At Fluid Attacks, we help you ensure high vulnerability remediation rates in your IT systems. By breaking the build in the continuous integration pipeline, we can encourage you to quickly repair those weaknesses that can generate severe impacts to your business.
Do you want to learn more about DevSecOps?
We invite you to read in our blog a series of posts focused on this solution.
Best practices and a description of the basics
Learn with Fluid Attacks about adopting this culture
How we use DevSecOps tools for Continuous Hacking
Our top advice for secure development across the SDLC
Continuous manual security tests for AWS CAF compliance
Continuous manual security tests for going beyond MCSB
Learn with Fluid Attacks about this professional path
Benefits of shifting cloud security left
What does DevSecOps stand for?
DevSecOps stands for "development," "security" and "operations."
What is DevSecOps methodology?
Teams doing DevSecOps focus on bringing security to every stage of the development and operations cycle, implementing practices that ensure that software is secure before every deployment.
Why is DevSecOps important?
As the number of cyber threats and the cost of cyberattacks skyrocket, it is necessary to understand that system security is just as important as functionality and innovation. By committing to security from the early stages of the SDLC, teams reduce time spent on remediation, as well as its associated costs, and create technology that is secure for users.
What are the advantages of DevSecOps vs. DevOps?
DevOps enables collaboration between the development and operations teams to increase the frequency of deployments, but security is usually left to be assessed only at the end of each release. DevSecOps brings the security team's work from the very beginning of the project. Some advantages include a decrease in remediation costs, as vulnerabilities are found and fixed earlier, continuous improvement in secure coding and greater expansion of shared responsibility.
How to implement DevSecOps?
DevSecOps is a whole culture in which you will need to incrementally enable the development, operations and security teams to collaborate, shift security considerations to earlier stages of development, conduct training on secure coding, perform security assessments and remediation, decide on security-driven policies, among other practices. We offer a detailed roadmap in our dedicated blog post.
What are DevSecOps best practices?
Actions that support your implementation of security throughout the SDLC include making everyone across teams aware of their accountability for security, leveraging human knowledge to quickly and continuously test small changes to the system for vulnerabilities, and preventing vulnerable changes from being deployed. Learn about these and more practices in our dedicated blog post.
How are application security testing tools used in DevSecOps?

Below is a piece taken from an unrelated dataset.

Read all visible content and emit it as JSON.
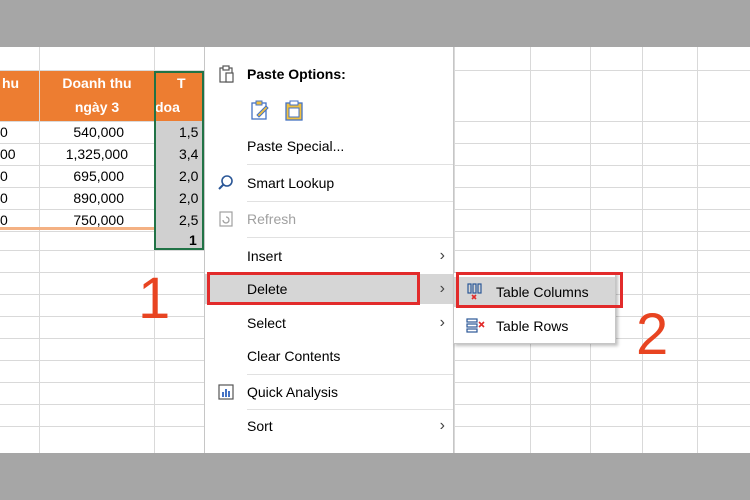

Tools can be used in combination with manual assessments in the implementation of security testing throughout the development and operations cycle. Our recommendation is that always, including in DevSecOps, security tools be used in combination with manual pentesting. Some security testing techniques may be conducted earlier than others. For example, SAST can be done manually in combination with tools as soon as there's code to review, but manual and automated DAST can be introduced only if there's a build artifact to attack. Learn more about how we use DevSecOps tools in combination with manual security testing in our dedicated blog post.